I’m perfectly willing to make crap money for my work. Because of family demands, I know that I’m not an ideal worker. I have to work around parent-teacher conferences and dentist appointments. But when the money went from crap to crappier in the past few months, I decided to rethink my efforts.

Why is the pay for words so terrible and getting more terrible?

You, consumers of information, are in the golden age. The Atlantic, The New Republic, Slate, Salon, the Daily Beast (which is wobbling, but still alive), Forbes, Business Insider, Bloomberg, the New York Times, Huff Post all have thousands of original articles and blog posts every day. And a good number of those articles are well-written, thoughtful, and informative. If you miss an article, you can go to Twitter and Facebook to see what’s the topic du jour.

There are more writers then ever before. The writers aren’t just people who write “writer” down on their IRS form. The writers are professors who have decided that they want to be public intellectuals, public policy directors who want more attention for their pet project, and even suburban housewives whose family demands have curtailed other career options. These intruders have other sources of income and happily exchange their words for influence.

The problem isn’t the demand.
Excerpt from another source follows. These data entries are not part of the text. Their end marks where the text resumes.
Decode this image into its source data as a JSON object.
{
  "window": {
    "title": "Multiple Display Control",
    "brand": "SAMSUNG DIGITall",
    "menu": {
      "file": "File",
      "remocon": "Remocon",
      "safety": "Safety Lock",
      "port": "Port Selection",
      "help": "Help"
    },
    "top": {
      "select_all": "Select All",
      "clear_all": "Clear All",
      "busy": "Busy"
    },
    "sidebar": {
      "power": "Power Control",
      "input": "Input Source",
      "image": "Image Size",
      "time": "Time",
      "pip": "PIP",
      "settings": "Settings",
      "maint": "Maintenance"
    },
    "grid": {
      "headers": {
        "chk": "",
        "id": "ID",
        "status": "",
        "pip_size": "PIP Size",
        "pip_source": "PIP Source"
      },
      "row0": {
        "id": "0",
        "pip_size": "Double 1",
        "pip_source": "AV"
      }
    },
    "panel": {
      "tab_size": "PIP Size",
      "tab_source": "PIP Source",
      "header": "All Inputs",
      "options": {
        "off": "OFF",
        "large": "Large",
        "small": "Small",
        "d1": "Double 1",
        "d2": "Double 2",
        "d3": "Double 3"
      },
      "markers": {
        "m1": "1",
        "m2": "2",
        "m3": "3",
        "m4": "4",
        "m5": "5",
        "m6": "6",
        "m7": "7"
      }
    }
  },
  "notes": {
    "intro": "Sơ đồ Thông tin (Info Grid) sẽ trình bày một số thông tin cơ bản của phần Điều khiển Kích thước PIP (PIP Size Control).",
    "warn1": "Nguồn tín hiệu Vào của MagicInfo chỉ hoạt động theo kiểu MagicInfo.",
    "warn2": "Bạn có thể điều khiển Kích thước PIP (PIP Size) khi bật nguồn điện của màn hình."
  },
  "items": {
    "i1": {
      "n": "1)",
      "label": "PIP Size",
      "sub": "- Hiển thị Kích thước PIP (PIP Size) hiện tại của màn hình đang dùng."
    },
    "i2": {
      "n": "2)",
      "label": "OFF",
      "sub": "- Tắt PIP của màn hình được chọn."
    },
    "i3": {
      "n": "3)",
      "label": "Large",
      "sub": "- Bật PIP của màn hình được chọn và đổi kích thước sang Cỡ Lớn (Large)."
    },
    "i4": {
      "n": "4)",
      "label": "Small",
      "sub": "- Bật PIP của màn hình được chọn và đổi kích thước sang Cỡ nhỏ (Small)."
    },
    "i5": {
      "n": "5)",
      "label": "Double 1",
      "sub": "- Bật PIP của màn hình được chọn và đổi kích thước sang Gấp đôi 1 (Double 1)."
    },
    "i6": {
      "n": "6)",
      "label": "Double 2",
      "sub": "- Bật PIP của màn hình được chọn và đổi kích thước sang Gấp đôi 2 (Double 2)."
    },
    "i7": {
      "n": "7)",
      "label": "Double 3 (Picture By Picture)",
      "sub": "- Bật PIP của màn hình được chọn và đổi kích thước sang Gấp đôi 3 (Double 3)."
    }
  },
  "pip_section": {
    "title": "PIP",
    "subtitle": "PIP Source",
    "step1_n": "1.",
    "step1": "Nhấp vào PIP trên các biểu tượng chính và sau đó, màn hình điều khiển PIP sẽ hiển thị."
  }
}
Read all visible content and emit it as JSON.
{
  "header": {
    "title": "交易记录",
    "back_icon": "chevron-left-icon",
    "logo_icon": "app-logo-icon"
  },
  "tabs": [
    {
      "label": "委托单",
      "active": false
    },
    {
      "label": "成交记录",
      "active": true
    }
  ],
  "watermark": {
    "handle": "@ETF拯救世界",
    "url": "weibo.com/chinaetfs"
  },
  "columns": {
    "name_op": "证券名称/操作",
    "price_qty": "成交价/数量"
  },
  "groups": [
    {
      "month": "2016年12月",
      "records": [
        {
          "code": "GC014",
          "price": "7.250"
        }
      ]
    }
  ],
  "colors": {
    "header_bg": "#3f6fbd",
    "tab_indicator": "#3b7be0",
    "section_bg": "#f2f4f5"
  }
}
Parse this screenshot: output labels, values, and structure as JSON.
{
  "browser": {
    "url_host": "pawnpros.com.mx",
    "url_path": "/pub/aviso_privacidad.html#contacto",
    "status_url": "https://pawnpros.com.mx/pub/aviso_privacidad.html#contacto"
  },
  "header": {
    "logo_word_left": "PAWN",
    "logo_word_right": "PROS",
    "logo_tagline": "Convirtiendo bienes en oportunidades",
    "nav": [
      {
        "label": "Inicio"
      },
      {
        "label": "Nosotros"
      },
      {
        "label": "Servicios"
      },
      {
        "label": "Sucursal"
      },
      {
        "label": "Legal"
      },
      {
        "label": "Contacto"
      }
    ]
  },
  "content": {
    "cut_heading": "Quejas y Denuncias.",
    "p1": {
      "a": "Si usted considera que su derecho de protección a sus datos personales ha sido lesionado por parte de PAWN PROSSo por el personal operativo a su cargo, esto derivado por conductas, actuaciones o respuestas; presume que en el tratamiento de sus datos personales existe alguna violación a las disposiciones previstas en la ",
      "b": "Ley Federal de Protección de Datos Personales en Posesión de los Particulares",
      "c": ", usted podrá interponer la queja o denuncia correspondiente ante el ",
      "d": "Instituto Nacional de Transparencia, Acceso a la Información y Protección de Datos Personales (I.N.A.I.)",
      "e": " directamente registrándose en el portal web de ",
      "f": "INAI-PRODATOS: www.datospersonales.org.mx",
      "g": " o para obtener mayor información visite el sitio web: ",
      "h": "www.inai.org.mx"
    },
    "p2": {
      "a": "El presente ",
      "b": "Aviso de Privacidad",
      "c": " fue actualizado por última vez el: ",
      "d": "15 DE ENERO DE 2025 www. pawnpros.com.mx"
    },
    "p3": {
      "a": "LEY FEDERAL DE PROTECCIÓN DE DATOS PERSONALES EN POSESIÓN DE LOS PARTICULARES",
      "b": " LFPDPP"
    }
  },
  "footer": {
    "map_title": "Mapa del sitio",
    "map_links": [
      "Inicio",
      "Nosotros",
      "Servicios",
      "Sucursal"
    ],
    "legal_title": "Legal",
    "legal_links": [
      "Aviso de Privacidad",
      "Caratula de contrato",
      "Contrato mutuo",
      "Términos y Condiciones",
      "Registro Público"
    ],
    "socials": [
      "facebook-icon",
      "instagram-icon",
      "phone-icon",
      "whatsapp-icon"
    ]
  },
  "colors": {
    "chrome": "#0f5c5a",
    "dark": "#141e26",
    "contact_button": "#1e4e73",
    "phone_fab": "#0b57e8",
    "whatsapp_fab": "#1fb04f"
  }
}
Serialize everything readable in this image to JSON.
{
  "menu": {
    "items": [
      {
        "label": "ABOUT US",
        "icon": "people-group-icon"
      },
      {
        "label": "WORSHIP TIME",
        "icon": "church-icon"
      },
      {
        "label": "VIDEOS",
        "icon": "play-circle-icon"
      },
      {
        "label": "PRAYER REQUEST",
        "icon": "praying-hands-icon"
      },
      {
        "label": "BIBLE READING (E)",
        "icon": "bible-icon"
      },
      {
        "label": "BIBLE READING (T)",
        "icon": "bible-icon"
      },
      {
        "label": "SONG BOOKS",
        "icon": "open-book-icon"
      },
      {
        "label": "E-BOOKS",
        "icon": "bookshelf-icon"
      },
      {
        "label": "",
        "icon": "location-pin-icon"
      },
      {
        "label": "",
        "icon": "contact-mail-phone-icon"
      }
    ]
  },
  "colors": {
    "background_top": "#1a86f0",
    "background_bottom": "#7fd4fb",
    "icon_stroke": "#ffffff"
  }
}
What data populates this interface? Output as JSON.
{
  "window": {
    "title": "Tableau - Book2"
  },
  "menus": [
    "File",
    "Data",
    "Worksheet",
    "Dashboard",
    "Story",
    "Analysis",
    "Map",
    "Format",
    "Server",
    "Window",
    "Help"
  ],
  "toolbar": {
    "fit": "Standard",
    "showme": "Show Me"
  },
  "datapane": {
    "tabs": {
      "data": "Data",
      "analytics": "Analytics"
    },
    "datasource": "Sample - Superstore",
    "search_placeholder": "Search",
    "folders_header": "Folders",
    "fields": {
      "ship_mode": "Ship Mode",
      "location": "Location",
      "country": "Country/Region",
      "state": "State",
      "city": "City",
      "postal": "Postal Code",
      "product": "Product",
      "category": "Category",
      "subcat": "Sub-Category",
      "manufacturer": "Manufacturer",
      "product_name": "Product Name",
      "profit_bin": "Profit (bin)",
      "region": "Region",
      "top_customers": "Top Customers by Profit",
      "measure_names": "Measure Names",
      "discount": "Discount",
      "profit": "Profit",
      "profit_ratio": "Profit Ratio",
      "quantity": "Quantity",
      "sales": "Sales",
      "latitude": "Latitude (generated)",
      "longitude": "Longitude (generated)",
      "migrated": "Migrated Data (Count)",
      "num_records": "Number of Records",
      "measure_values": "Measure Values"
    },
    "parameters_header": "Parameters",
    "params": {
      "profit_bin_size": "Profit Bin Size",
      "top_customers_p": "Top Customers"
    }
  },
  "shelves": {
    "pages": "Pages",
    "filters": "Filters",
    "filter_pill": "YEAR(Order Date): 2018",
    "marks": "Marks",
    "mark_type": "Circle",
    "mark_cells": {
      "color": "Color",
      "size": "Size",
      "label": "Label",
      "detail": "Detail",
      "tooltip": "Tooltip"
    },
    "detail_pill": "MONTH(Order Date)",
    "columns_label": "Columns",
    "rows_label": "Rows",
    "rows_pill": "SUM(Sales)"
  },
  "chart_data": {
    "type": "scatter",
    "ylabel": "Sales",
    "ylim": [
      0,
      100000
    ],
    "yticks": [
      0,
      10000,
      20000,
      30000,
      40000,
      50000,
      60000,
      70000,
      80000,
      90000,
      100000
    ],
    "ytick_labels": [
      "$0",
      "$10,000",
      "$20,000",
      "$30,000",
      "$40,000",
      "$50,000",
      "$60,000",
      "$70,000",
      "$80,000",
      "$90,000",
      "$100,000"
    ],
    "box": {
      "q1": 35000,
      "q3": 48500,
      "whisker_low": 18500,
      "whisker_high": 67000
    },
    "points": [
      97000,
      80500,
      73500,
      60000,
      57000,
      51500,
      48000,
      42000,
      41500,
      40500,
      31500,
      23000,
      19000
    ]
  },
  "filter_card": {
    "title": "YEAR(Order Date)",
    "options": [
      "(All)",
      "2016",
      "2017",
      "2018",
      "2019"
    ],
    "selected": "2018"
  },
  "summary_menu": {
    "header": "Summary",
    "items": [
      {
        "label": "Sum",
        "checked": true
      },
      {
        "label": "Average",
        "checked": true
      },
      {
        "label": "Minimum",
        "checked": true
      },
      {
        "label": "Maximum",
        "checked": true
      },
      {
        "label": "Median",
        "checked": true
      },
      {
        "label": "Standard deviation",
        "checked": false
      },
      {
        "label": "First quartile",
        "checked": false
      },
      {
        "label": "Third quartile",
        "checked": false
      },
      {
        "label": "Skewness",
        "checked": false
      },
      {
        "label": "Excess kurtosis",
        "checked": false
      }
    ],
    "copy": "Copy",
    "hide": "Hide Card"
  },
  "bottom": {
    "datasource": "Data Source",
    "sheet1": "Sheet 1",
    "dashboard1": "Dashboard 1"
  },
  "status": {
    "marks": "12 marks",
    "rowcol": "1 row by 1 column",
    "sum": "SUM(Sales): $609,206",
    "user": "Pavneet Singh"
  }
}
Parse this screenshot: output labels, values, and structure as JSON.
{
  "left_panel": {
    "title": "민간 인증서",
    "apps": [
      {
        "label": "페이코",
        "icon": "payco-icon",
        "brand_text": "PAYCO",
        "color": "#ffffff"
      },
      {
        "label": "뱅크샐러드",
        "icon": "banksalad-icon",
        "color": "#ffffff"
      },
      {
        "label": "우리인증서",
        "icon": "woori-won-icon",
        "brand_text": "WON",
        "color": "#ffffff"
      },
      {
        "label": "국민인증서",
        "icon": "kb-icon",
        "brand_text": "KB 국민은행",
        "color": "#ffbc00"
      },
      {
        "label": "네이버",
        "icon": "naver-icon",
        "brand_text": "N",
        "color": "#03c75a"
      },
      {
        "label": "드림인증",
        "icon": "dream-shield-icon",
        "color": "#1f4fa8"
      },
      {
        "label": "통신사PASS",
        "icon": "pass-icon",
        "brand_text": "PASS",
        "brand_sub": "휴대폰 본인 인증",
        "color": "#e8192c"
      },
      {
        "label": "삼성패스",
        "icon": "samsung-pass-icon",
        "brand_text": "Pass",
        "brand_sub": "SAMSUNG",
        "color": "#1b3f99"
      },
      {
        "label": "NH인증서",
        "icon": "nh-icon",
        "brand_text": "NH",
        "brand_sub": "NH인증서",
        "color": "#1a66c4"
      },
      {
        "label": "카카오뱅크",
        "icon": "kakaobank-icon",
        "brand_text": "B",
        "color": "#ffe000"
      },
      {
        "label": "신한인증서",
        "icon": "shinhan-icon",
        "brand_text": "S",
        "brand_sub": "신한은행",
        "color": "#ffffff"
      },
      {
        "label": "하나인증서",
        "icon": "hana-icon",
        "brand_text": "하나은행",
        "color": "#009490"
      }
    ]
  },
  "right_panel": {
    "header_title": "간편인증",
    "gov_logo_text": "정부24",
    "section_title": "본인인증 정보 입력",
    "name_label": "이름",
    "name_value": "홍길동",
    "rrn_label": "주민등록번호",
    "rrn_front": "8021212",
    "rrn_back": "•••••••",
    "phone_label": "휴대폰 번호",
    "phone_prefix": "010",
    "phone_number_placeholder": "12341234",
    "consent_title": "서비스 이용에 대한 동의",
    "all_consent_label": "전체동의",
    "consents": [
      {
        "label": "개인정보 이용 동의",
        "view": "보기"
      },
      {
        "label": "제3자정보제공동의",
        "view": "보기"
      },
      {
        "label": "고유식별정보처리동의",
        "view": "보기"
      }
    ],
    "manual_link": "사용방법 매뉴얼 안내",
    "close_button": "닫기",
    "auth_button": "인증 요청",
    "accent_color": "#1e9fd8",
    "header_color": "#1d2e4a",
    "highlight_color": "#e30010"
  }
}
It’s the supply. There are too many venues, too many writers, all dividing up the little pool of money from advertisers. Paid subscribers are as quaint as my Dire Straits album.

In some ways, it’s a good time to write. There are dozens of venues for me to write about parenting or politics or education policy or whatever I choose. These editors are looking for good content to fill their quota. They never know which article will go viral, so they will take a shot on anybody, even middle aged women writing in the basement of a suburban split level.

I excel at working in prestigious fields that pay little money. Hello, Adjunct Professor salaries! I have endless bragging rights at my high school reunions, but my social security statements are embarassing. I think I need rehab.